A dashboard for the 7C’s – metrics for pedagogical master planning

I’m just playing with strands of ideas here…imagining one possible weave or braid.

Strand 1: 10,000 Hours

In Malcolm Gladwell’s Outliers, as well as in earlier work by Howard Gardner, the 10,000-hour rule is posited. Essentially, to become expert, or deeply disciplined and proficient, one typically must commit to at least 10,000 hours of dedicated practice. Hold that thought for a minute…like you’re holding one strand between your fingers.

Strand 2: Tracking Time

Not too long ago, I wrote about tracking my time at Unboundary, and I imagined what a similar practice of tracking time might be like in schools. Now, hold this second strand between another set of mental fingers.

Strand 3: The 7 C’s

In Trilling and Fadel’s 21st Century Skills: Learning for Life in Our Times, the authors advocate for the traditional 3 R’s (reading, writing, and arithmetic), as well as 7 C’s:

  1. Critical thinking and problem solving
  2. Communications, information, and media literacy
  3. Collaboration, teamwork, and leadership
  4. Creativity and innovation
  5. Computing and ICT literacy
  6. Career and learning self-reliance
  7. Cross-cultural understanding

Now, we can braid and weave.

Do we know how much time our students – the individual students – spend engaged in these seven activities? If a parent asked me, “Bo, I’ve been reading and listening about 21st C education. Can you tell me how much time your students spend in the 7 C’s? Can you explain some examples of how they might engage in the 7 C’s?”

I think I could knock the second question out of the park. I would totally strike out on the first question.

What if we had some sort of “dashboard” that could show us how much time our students are spending in these various C’s? Yes, you know…like the dashboards in our cars.

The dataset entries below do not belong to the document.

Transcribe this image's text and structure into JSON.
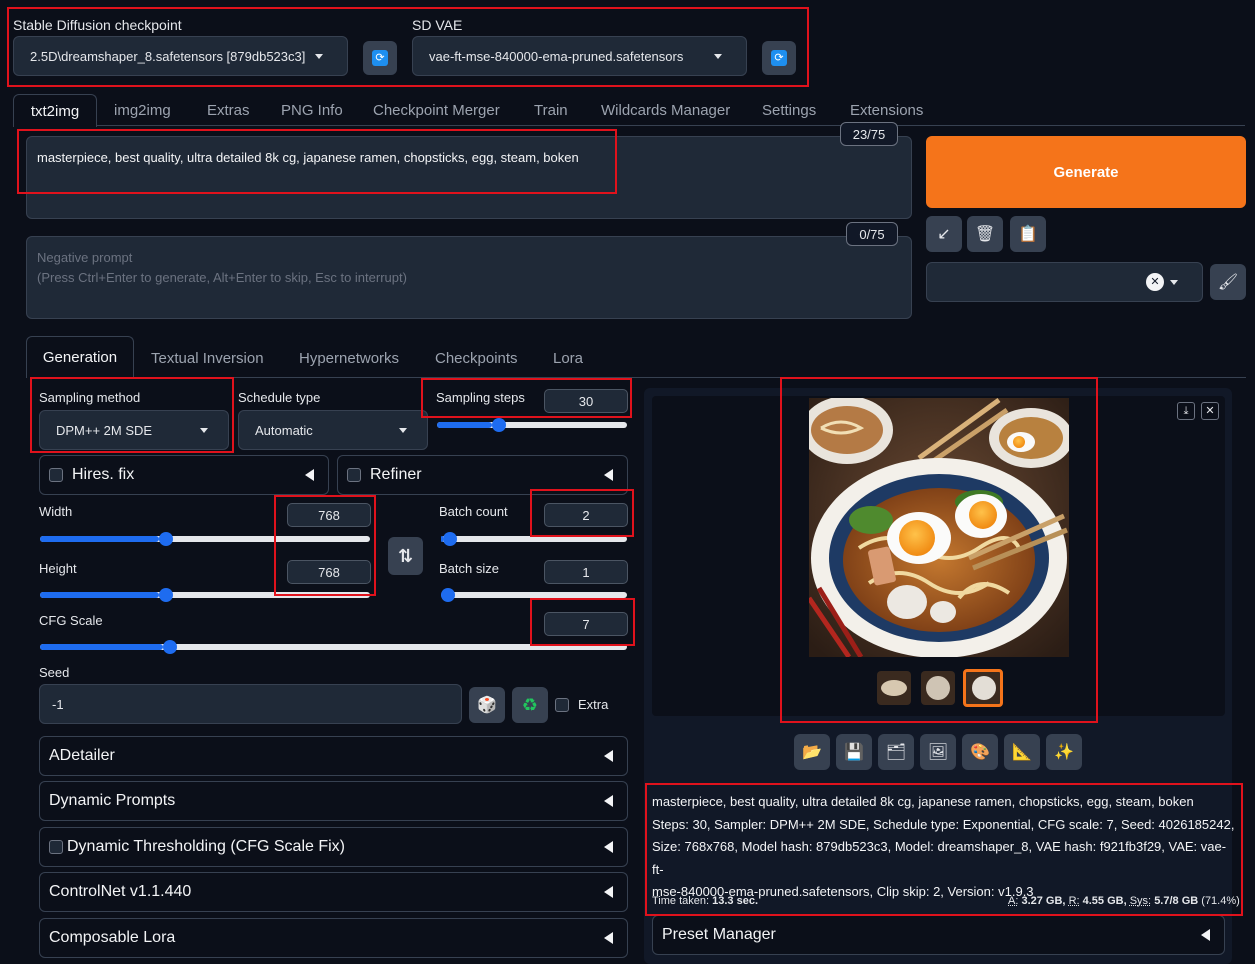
{
  "top": {
    "checkpoint_label": "Stable Diffusion checkpoint",
    "checkpoint_value": "2.5D\\dreamshaper_8.safetensors [879db523c3]",
    "vae_label": "SD VAE",
    "vae_value": "vae-ft-mse-840000-ema-pruned.safetensors"
  },
  "tabs": [
    "txt2img",
    "img2img",
    "Extras",
    "PNG Info",
    "Checkpoint Merger",
    "Train",
    "Wildcards Manager",
    "Settings",
    "Extensions"
  ],
  "prompt": {
    "text": "masterpiece, best quality, ultra detailed 8k cg, japanese ramen, chopsticks, egg, steam, boken",
    "counter": "23/75",
    "negative_counter": "0/75",
    "negative_placeholder_1": "Negative prompt",
    "negative_placeholder_2": "(Press Ctrl+Enter to generate, Alt+Enter to skip, Esc to interrupt)"
  },
  "actions": {
    "generate_label": "Generate",
    "arrow_icon": "↙",
    "trash_icon": "🗑",
    "clipboard_icon": "📋",
    "clear_icon": "✕",
    "brush_icon": "🖌"
  },
  "subtabs": [
    "Generation",
    "Textual Inversion",
    "Hypernetworks",
    "Checkpoints",
    "Lora"
  ],
  "sampling": {
    "method_label": "Sampling method",
    "method_value": "DPM++ 2M SDE",
    "schedule_label": "Schedule type",
    "schedule_value": "Automatic",
    "steps_label": "Sampling steps",
    "steps_value": "30",
    "steps_fraction": 0.29
  },
  "hires_label": "Hires. fix",
  "refiner_label": "Refiner",
  "dimensions": {
    "width_label": "Width",
    "width_value": "768",
    "width_fraction": 0.36,
    "height_label": "Height",
    "height_value": "768",
    "height_fraction": 0.36,
    "swap_icon": "⇅",
    "batch_count_label": "Batch count",
    "batch_count_value": "2",
    "batch_count_fraction": 0.01,
    "batch_size_label": "Batch size",
    "batch_size_value": "1",
    "batch_size_fraction": 0.0
  },
  "cfg": {
    "label": "CFG Scale",
    "value": "7",
    "fraction": 0.21
  },
  "seed": {
    "label": "Seed",
    "value": "-1",
    "dice_icon": "🎲",
    "recycle_icon": "♻",
    "extra_label": "Extra"
  },
  "accordions": [
    "ADetailer",
    "Dynamic Prompts",
    "Dynamic Thresholding (CFG Scale Fix)",
    "ControlNet v1.1.440",
    "Composable Lora"
  ],
  "output": {
    "download_icon": "⤓",
    "close_icon": "✕",
    "toolbar_icons": [
      "📂",
      "💾",
      "🗂",
      "🖼",
      "🎨",
      "📐",
      "✨"
    ],
    "info_line1": "masterpiece, best quality, ultra detailed 8k cg, japanese ramen, chopsticks, egg, steam, boken",
    "info_line2": "Steps: 30, Sampler: DPM++ 2M SDE, Schedule type: Exponential, CFG scale: 7, Seed: 4026185242,",
    "info_line3": "Size: 768x768, Model hash: 879db523c3, Model: dreamshaper_8, VAE hash: f921fb3f29, VAE: vae-ft-",
    "info_line4": "mse-840000-ema-pruned.safetensors, Clip skip: 2, Version: v1.9.3",
    "time_label": "Time taken:",
    "time_value": "13.3 sec.",
    "mem_a_label": "A:",
    "mem_a_value": "3.27 GB,",
    "mem_r_label": "R:",
    "mem_r_value": "4.55 GB,",
    "mem_sys_label": "Sys:",
    "mem_sys_value": "5.7/8 GB",
    "mem_pct": "(71.4%)"
  },
  "preset_manager_label": "Preset Manager",
  "colors": {
    "accent_orange": "#f5741a",
    "slider_blue": "#1e6cf0",
    "annotation_red": "#e0121c",
    "background": "#0b0f19"
  }
}
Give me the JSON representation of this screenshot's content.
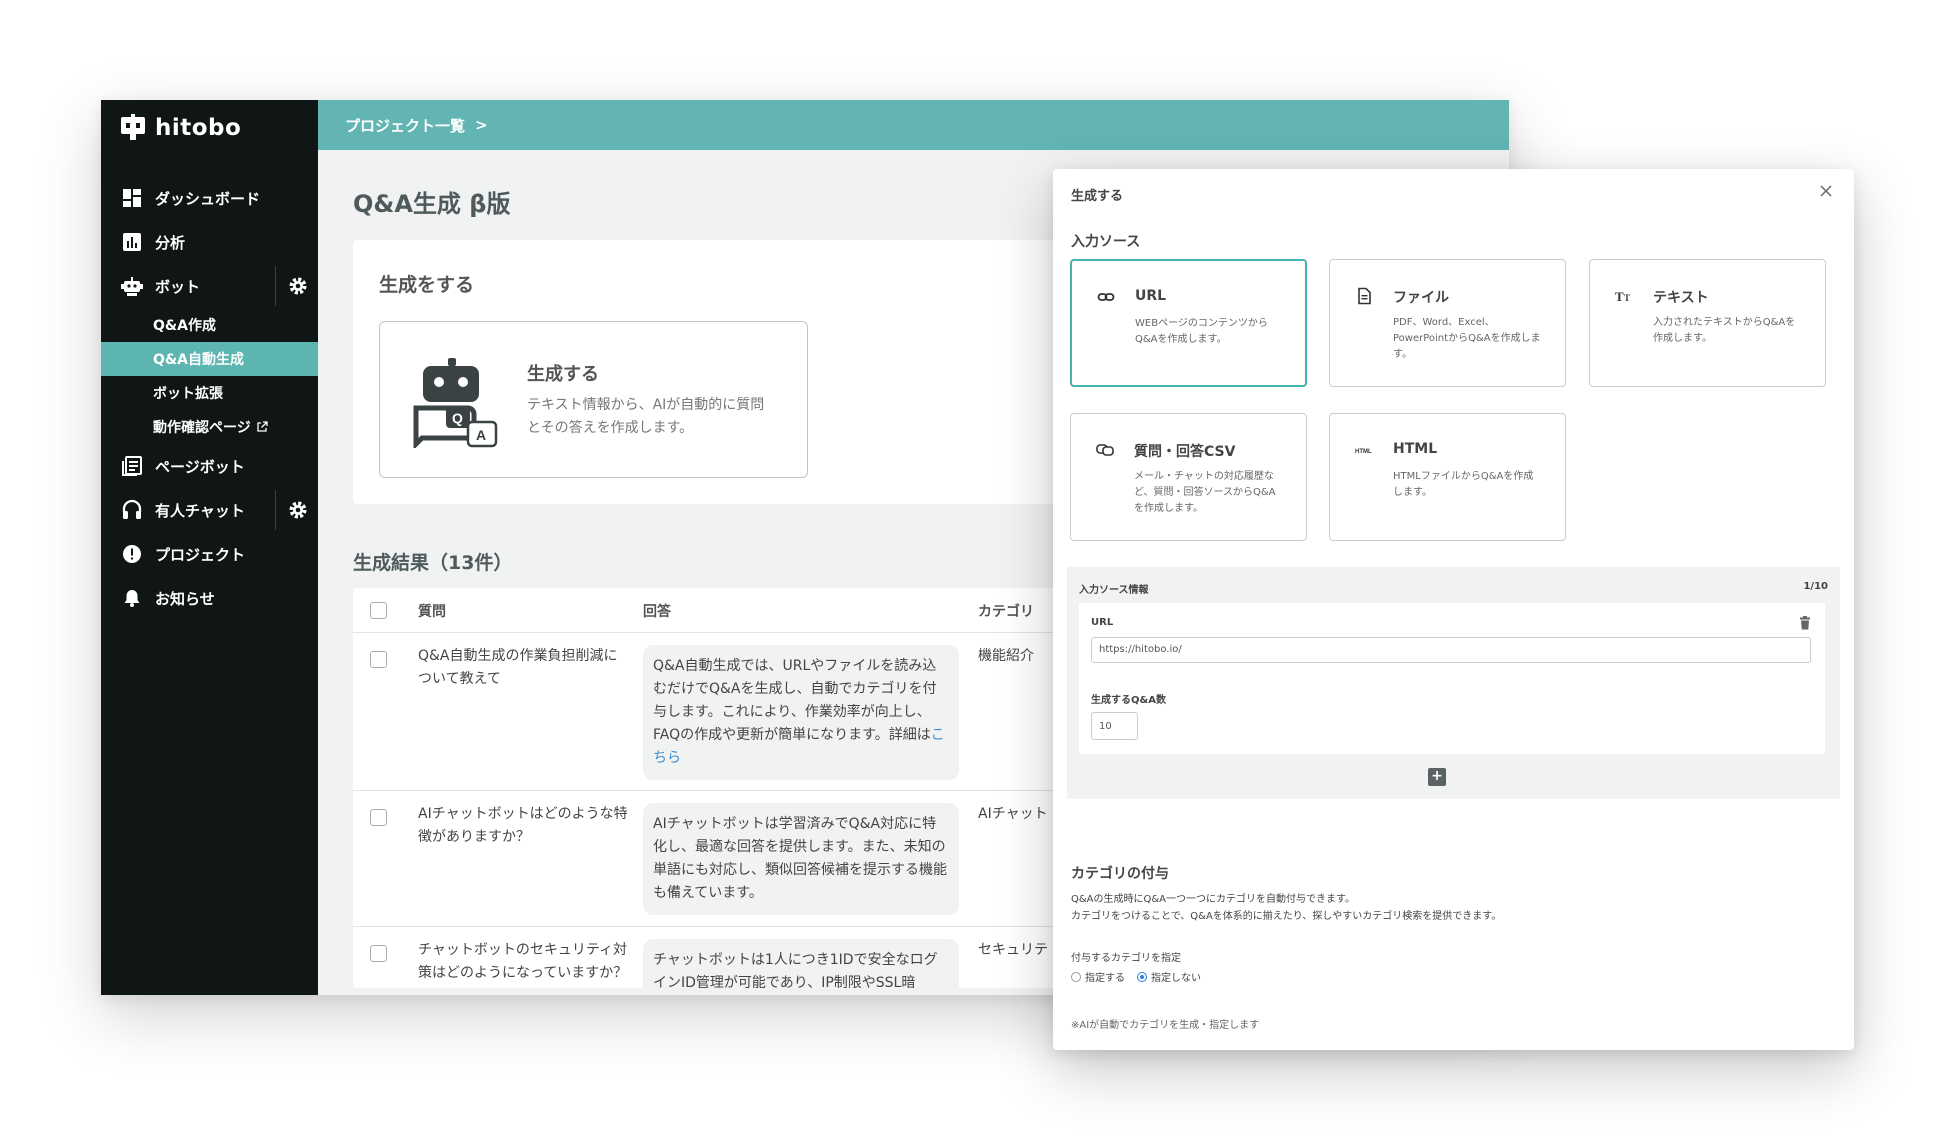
{
  "app": {
    "logo_text": "hitobo"
  },
  "sidebar": {
    "items": [
      {
        "label": "ダッシュボード",
        "icon": "dashboard-icon"
      },
      {
        "label": "分析",
        "icon": "analytics-icon"
      },
      {
        "label": "ボット",
        "icon": "bot-icon"
      },
      {
        "label": "ページボット",
        "icon": "pagebot-icon"
      },
      {
        "label": "有人チャット",
        "icon": "headset-icon"
      },
      {
        "label": "プロジェクト",
        "icon": "alert-icon"
      },
      {
        "label": "お知らせ",
        "icon": "bell-icon"
      }
    ],
    "bot_sub": [
      {
        "label": "Q&A作成"
      },
      {
        "label": "Q&A自動生成"
      },
      {
        "label": "ボット拡張"
      },
      {
        "label": "動作確認ページ"
      }
    ]
  },
  "topbar": {
    "breadcrumb": "プロジェクト一覧",
    "separator": ">"
  },
  "main": {
    "title": "Q&A生成 β版",
    "gen_section_title": "生成をする",
    "gen_box_title": "生成する",
    "gen_box_desc": "テキスト情報から、AIが自動的に質問とその答えを作成します。",
    "results_title": "生成結果（13件）",
    "table": {
      "headers": {
        "question": "質問",
        "answer": "回答",
        "category": "カテゴリ"
      },
      "rows": [
        {
          "question": "Q&A自動生成の作業負担削減について教えて",
          "answer": "Q&A自動生成では、URLやファイルを読み込むだけでQ&Aを生成し、自動でカテゴリを付与します。これにより、作業効率が向上し、FAQの作成や更新が簡単になります。詳細は",
          "answer_link": "こちら",
          "category": "機能紹介"
        },
        {
          "question": "AIチャットボットはどのような特徴がありますか？",
          "answer": "AIチャットボットは学習済みでQ&A対応に特化し、最適な回答を提供します。また、未知の単語にも対応し、類似回答候補を提示する機能も備えています。",
          "answer_link": "",
          "category": "AIチャット"
        },
        {
          "question": "チャットボットのセキュリティ対策はどのようになっていますか？",
          "answer": "チャットボットは1人につき1IDで安全なログインID管理が可能であり、IP制限やSSL暗",
          "answer_link": "",
          "category": "セキュリテ"
        }
      ]
    }
  },
  "modal": {
    "title": "生成する",
    "source_label": "入力ソース",
    "sources": [
      {
        "title": "URL",
        "desc": "WEBページのコンテンツからQ&Aを作成します。",
        "icon": "link-icon",
        "selected": true
      },
      {
        "title": "ファイル",
        "desc": "PDF、Word、Excel、PowerPointからQ&Aを作成します。",
        "icon": "file-icon",
        "selected": false
      },
      {
        "title": "テキスト",
        "desc": "入力されたテキストからQ&Aを作成します。",
        "icon": "text-icon",
        "selected": false
      },
      {
        "title": "質問・回答CSV",
        "desc": "メール・チャットの対応履歴など、質問・回答ソースからQ&Aを作成します。",
        "icon": "chat-csv-icon",
        "selected": false
      },
      {
        "title": "HTML",
        "desc": "HTMLファイルからQ&Aを作成します。",
        "icon": "html-icon",
        "selected": false
      }
    ],
    "info": {
      "label": "入力ソース情報",
      "count": "1/10",
      "url_label": "URL",
      "url_value": "https://hitobo.io/",
      "num_label": "生成するQ&A数",
      "num_value": "10"
    },
    "category": {
      "title": "カテゴリの付与",
      "desc1": "Q&Aの生成時にQ&A一つ一つにカテゴリを自動付与できます。",
      "desc2": "カテゴリをつけることで、Q&Aを体系的に揃えたり、探しやすいカテゴリ検索を提供できます。",
      "spec_label": "付与するカテゴリを指定",
      "option_specify": "指定する",
      "option_none": "指定しない",
      "selected": "指定しない",
      "note": "※AIが自動でカテゴリを生成・指定します"
    }
  },
  "colors": {
    "sidebar_bg": "#101516",
    "accent": "#5db5b2",
    "topbar": "#62b5b3",
    "selected_border": "#43b3b0",
    "link": "#3d8fd0"
  }
}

In our cars, the dashboards give us real-time feedback on speed, oil pressure, engine temperature, fuel remaining, battery voltage, etc. In 2012, couldn’t we have some sort of tech-enabled dashboard for how much time students are actually getting to immerse themselves in and practice the 7 C’s? It’s so easy now for me to examine how I spend my time at work by using the time tracker. I can see what projects I am working on, I can review what and how I am researching, and I can understand where I might need to rebalance my time allotments.

Wouldn’t it be insightful and informative to know, even if just for one day or one week or one month, how much time a student…

  • sits in lecture passively listening
  • practices communicating with an authentic audience
  • engages in collaborative problem-solving for a real-world problem (like a school’s recycling versus trash quandary)
  • participates in 3D printer activity to create something useful via Maker methods

By looking at the dashboard, I could see how close my son PJ is getting to 10,000 hours in “Creativity and innovation.” I could review how much time he is getting to engage in “Communications, information, and media literacy.” We could make some great, informed adjustments with this information. Just like we know when to stop for gas, when to adjust our speed, when to add oil to our car.

As a school we could examine aggregates and grouped data. We could look at departments to see if one department contributes more to certain C’s and another department contributes more to a different sub-set of C’s. We could see our bright spots and our areas for growth.

There could even be an app for that!

Driving without those gauges and instrument panels on the dashboard could cause a disaster! Using our dashboard makes us a better driver…and helps us get to where we are trying to go with greater success.

Developing and utilizing such tools could really help a school trying to create its finely tuned pedagogical master plan!